I recently found to my surprise that a query such as
update mytab set displayorder = displayorder+1 where displayorder > 50;
worked, even though displayorder had a unique key index and all of the values over 50 were contiguous.
update mytab set displayorder = displayorder-1 where displayorder > 50;
worked, although (of course, since there was also a 50) another such decrementing update violated the constraint and failed.
I was surprised because there isn't anything to indicate that the rows would be processed in an order that wouldn't violate the constraint.
When the update processes the record with a value of 55 and there's already a record with a value of 56, updating record 55's value to 56 creates a temporary duplication (at least until record 56 is processed).
But it works.
My question is, can you rely on this?
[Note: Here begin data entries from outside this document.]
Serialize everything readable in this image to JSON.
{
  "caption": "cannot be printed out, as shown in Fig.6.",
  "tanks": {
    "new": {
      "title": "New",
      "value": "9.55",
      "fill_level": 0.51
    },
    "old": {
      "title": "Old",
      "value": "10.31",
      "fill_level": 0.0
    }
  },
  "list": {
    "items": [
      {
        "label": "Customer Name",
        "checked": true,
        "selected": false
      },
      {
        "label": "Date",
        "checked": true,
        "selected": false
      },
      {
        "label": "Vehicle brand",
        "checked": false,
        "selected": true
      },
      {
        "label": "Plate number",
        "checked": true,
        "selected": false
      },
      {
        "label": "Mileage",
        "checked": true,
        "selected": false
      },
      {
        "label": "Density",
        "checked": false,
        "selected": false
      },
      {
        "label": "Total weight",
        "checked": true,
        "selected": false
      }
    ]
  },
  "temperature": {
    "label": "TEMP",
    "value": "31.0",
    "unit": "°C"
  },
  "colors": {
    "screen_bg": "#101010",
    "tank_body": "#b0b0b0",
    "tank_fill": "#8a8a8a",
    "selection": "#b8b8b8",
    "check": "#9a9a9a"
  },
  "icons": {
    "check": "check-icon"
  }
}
I'm using SQL Server 2008 R2, but I've no idea if other SQL implementations would have this behavior.
Does this work because constraints and indexes only enforced on a commit?
If, so, I suppose that when a statement is run outside of a specific transaction, the SQL engine wraps it in a mini-transaction of its own?